Employees have payroll taxes, used to pay for Medicare and Social Security, taken out of their wage checks. However, contractors do not have these payroll taxes taken out. As a result, the IRS assesses the self-employment tax on contractors’ net incomes (the amounts they receive in their business minus their deductible expenses). For 2015, the self-employment tax is 15.3% on up to $118,500 in net income, and 2.9% on any net income beyond that amount. For more information on independent contractor tax, contact us here.

The Need For Estimated Tax Payments

Employers withhold federal and state income taxes from their employees’ paychecks and pay the amounts to the IRs and to the state on those employees’ behalf. As a result, employees typically receive a small refund when they file tax returns. In contrast, contractors have no employer, and thus no one is paying income taxes in on their behalf. As a result, if no taxes are paid before annual tax returns are due, contractors can often end up owing more in taxes than they can pay at once. As a result, the IRS and states recommend that contractors pay in estimates of the income tax that they’ll owe each quarter over the course of the year. The IRS’s estimates are paid in through Form 1040-ES. Each state has a different estimate form, but Georgia’s estimates are paid in on Form 500-ES.

These are only a few of the most general, basic items that contractors should be aware of. In order to get specific, customized advice for your situation, you should contact a tax accountant. Click the button below if there is more on independent contractor tax you’d like to learn about. 
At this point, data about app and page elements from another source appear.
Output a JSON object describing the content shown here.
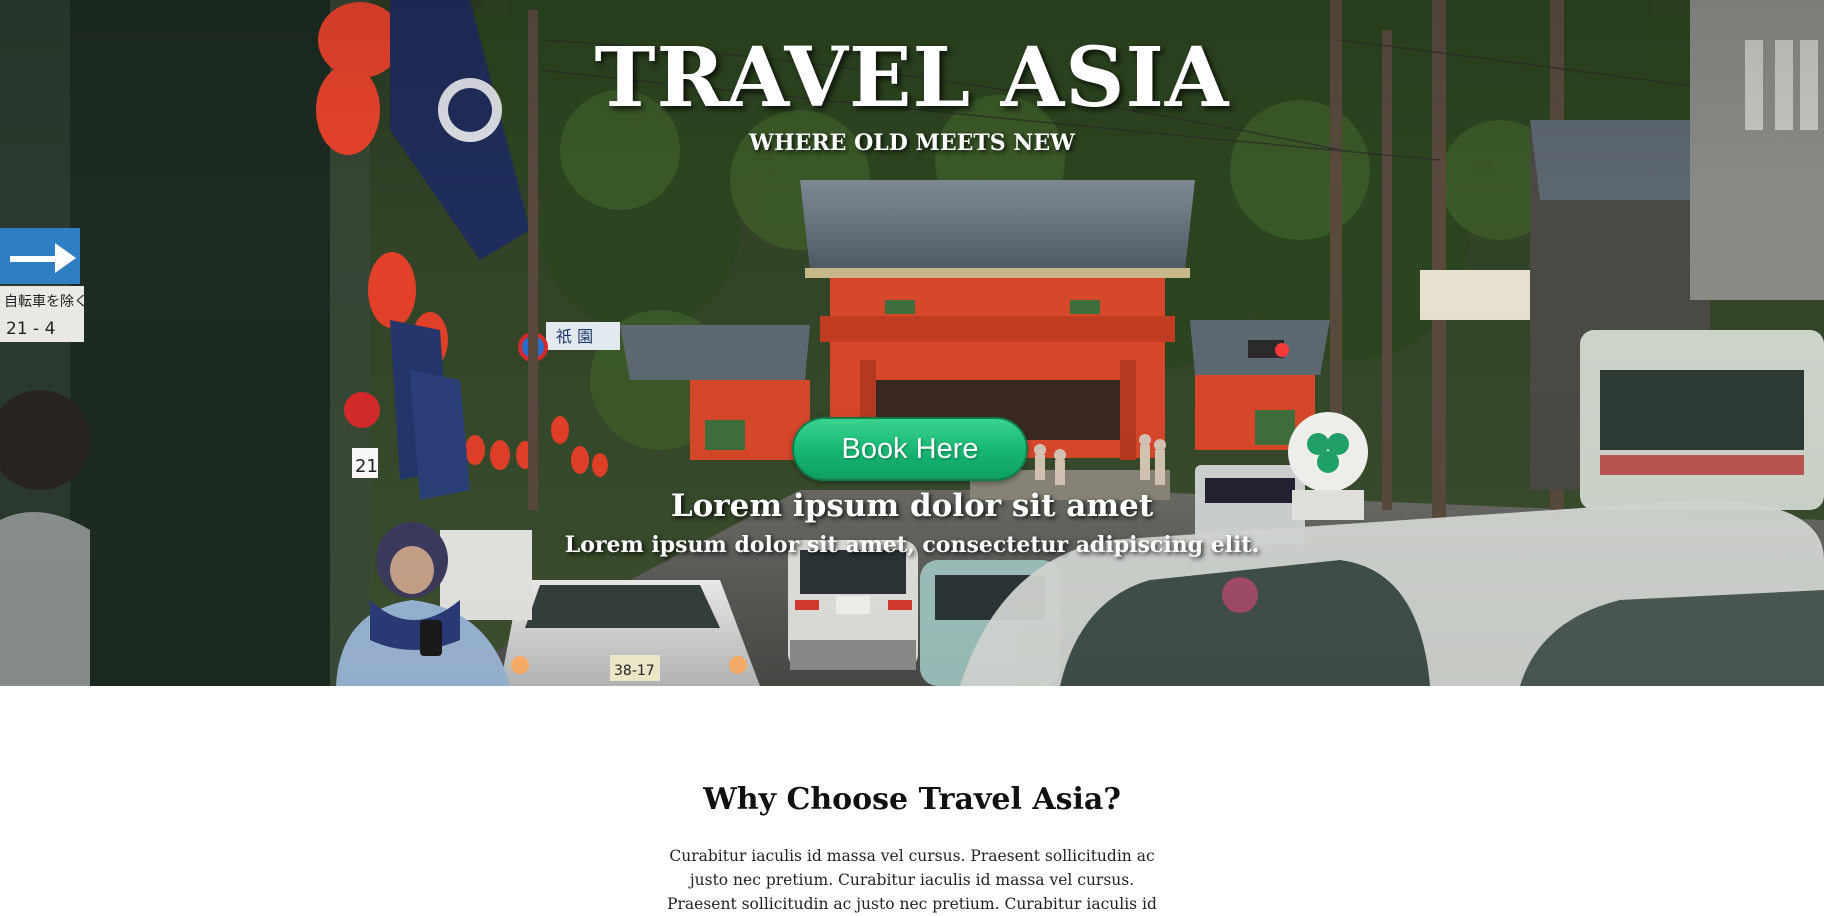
{
  "hero": {
    "title": "TRAVEL ASIA",
    "subtitle": "WHERE OLD MEETS NEW",
    "book_button_label": "Book Here",
    "tagline": "Lorem ipsum dolor sit amet",
    "tagline_sub": "Lorem ipsum dolor sit amet, consectetur adipiscing elit.",
    "photo": {
      "signs": {
        "arrow_sign": "自転車を除く",
        "arrow_sign_time": "21 - 4",
        "street_sign": "祇 園",
        "number_plate_post": "21",
        "taxi_plate": "38-17"
      }
    }
  },
  "why_section": {
    "title": "Why Choose Travel Asia?",
    "text": "Curabitur iaculis id massa vel cursus. Praesent sollicitudin ac justo nec pretium. Curabitur iaculis id massa vel cursus. Praesent sollicitudin ac justo nec pretium. Curabitur iaculis id"
  },
  "colors": {
    "button_green": "#16b572",
    "button_border": "#0f7a4a",
    "temple_red": "#d9482b",
    "foliage": "#2f4a22"
  }
}
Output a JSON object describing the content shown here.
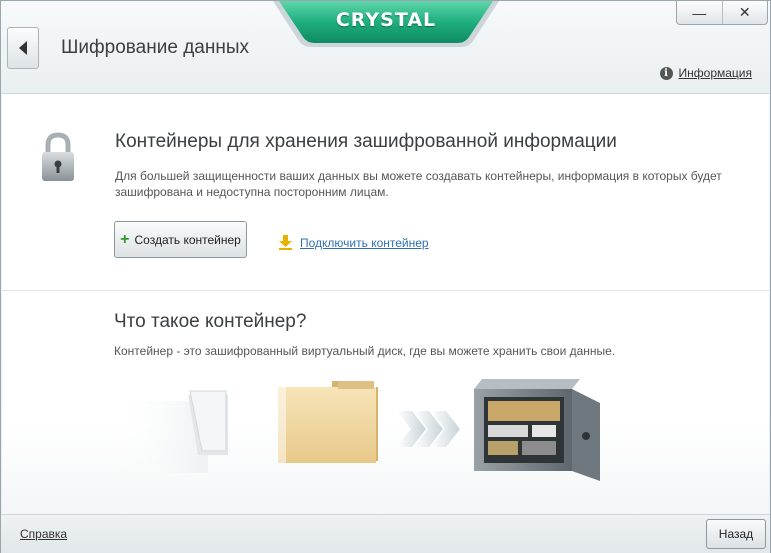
{
  "brand": "CRYSTAL",
  "window": {
    "minimize_label": "—",
    "close_label": "✕"
  },
  "header": {
    "title": "Шифрование данных",
    "info_label": "Информация",
    "info_icon": "info-icon"
  },
  "section_containers": {
    "heading": "Контейнеры для хранения зашифрованной информации",
    "description": "Для большей защищенности ваших данных вы можете создавать контейнеры, информация в которых будет зашифрована и недоступна посторонним лицам.",
    "create_button": "Создать контейнер",
    "connect_link": "Подключить контейнер"
  },
  "section_what": {
    "heading": "Что такое контейнер?",
    "description": "Контейнер - это зашифрованный виртуальный диск, где вы можете хранить свои данные."
  },
  "footer": {
    "help": "Справка",
    "back": "Назад"
  },
  "colors": {
    "brand_green": "#1fae7e",
    "link_blue": "#2f6fb3",
    "plus_green": "#2f9a2a",
    "download_yellow": "#e6b400"
  }
}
This blog article is not intended to be the rendering of legal, accounting, tax advice or other professional services. Articles are based on current or proposed tax rules at the time they are written and older posts are not updated for tax rule changes. We expressly disclaim all liability in regard to actions taken or not taken based on the contents of this blog as well as the use or interpretation of this information. Information provided on this website is not all-inclusive and such information should not be relied upon as being all-inclusive.